Unfortunately, her outstanding professional and personal qualifications have left many Democrats resorting to scare tactics to justify their opposition to her nomination, Michigan Sen. Gary Peters disappointingly among them. While Peters has claimed Barrett’s nomination threatens Americans’ health care, and rights for women, this analysis completely misses the kind of judge Barrett will be. 

The real question is not what Barrett’s personal convictions may or may not be. The real question is whether they can set those opinions aside to fairly consider the case before them. In her confirmation hearing, Barrett said, “Judges can’t just wake up one day and say ‘I have an agenda. I like guns. I hate guns. I like abortion, I hate abortion’ and walk in like a royal queen and impose their will on the world.”

The Supreme Court is not a legislative body. Barrett shows she understands a judge’s role is to faithfully interpret the original meaning of the Constitution and laws, not to form policy and answer political questions. 

There is no reason to delay Barrett’s confirmation, or cast aside a nominee from a president that Michigan voters helped elect in 2016. Going back to 1796, nine of the 10 nominees put forward before the election in presidential election years in which the president and Senate shared the same party were confirmed. 

While Sen. Peters has indicated he intends to vote against Barrett, there is still time for senators to reconsider.
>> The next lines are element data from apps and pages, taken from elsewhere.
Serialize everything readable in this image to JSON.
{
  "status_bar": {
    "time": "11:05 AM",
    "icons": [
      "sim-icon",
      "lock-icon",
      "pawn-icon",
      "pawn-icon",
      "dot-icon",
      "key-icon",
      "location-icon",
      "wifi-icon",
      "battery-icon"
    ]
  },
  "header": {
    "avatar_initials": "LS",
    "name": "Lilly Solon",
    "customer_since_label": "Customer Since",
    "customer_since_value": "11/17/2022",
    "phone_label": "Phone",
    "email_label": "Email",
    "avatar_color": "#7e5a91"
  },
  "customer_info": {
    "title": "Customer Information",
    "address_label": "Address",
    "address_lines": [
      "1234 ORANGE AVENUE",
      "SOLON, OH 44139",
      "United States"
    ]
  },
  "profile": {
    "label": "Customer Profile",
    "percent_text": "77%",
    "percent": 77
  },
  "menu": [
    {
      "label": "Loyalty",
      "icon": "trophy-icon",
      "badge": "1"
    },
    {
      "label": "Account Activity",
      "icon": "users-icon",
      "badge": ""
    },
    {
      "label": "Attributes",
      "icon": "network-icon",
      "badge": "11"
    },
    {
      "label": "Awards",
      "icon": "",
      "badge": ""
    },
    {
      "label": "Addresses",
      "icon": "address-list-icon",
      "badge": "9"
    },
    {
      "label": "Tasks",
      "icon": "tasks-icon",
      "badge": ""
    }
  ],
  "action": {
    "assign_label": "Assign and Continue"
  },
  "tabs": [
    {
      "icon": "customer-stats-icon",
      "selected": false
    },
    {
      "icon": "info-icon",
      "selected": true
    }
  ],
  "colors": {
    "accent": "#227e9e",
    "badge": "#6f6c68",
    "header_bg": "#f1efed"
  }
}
Amy Coney Barrett is an outstanding woman, and would make an outstanding Supreme Court Justice. 

Stephanie Kreuz is the regional grassroots coordinator for Michigan for Heritage Action for America.